● Exercise aim
For each line of the data below, test for "Incidents". Report only the number of lines that pass.

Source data
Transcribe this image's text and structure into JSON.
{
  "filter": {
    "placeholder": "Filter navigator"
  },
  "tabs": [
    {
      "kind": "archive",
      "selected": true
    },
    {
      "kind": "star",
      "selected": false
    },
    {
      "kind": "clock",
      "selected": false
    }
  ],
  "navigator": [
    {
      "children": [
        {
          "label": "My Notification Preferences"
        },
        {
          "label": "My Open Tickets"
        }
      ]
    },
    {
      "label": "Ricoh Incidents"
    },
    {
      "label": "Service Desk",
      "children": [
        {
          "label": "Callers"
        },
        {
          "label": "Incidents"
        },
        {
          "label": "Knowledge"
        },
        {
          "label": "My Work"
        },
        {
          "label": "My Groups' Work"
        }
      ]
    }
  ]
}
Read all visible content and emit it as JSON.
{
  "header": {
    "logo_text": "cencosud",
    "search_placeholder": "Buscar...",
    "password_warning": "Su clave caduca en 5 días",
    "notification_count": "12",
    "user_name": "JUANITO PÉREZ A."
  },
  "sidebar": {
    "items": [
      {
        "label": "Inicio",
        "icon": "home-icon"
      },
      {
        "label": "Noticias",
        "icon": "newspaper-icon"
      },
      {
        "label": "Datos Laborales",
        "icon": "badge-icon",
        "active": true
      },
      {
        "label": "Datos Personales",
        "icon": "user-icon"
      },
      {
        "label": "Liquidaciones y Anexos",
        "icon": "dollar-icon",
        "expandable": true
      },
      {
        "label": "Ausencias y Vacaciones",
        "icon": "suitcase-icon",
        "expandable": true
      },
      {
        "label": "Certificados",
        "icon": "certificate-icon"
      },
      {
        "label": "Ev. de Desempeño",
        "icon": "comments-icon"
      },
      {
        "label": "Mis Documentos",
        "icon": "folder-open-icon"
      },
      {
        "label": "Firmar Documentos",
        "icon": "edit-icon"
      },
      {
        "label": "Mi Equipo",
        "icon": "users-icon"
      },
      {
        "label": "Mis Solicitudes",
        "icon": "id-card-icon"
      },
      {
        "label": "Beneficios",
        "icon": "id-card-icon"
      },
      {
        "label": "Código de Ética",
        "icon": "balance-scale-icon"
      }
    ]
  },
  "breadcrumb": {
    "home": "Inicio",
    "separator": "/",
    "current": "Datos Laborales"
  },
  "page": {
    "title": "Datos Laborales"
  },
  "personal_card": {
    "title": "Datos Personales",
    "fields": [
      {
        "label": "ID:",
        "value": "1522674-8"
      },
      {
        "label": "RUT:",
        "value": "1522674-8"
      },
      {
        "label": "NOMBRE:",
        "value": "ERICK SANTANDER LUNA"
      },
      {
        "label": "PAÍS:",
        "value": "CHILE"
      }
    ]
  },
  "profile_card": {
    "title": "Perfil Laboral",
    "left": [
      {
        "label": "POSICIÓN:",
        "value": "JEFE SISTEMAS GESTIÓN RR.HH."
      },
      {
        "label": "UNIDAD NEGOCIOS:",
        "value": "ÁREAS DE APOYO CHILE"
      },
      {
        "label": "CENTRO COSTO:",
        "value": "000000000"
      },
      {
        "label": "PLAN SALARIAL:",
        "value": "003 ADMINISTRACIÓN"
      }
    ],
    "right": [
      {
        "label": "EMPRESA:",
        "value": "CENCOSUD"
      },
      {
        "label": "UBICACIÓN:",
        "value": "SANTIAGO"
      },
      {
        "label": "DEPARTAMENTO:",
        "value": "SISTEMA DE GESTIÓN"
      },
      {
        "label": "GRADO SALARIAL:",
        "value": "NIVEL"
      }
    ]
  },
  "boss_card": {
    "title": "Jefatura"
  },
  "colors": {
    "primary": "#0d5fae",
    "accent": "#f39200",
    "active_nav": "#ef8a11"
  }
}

● Output for this exercise
2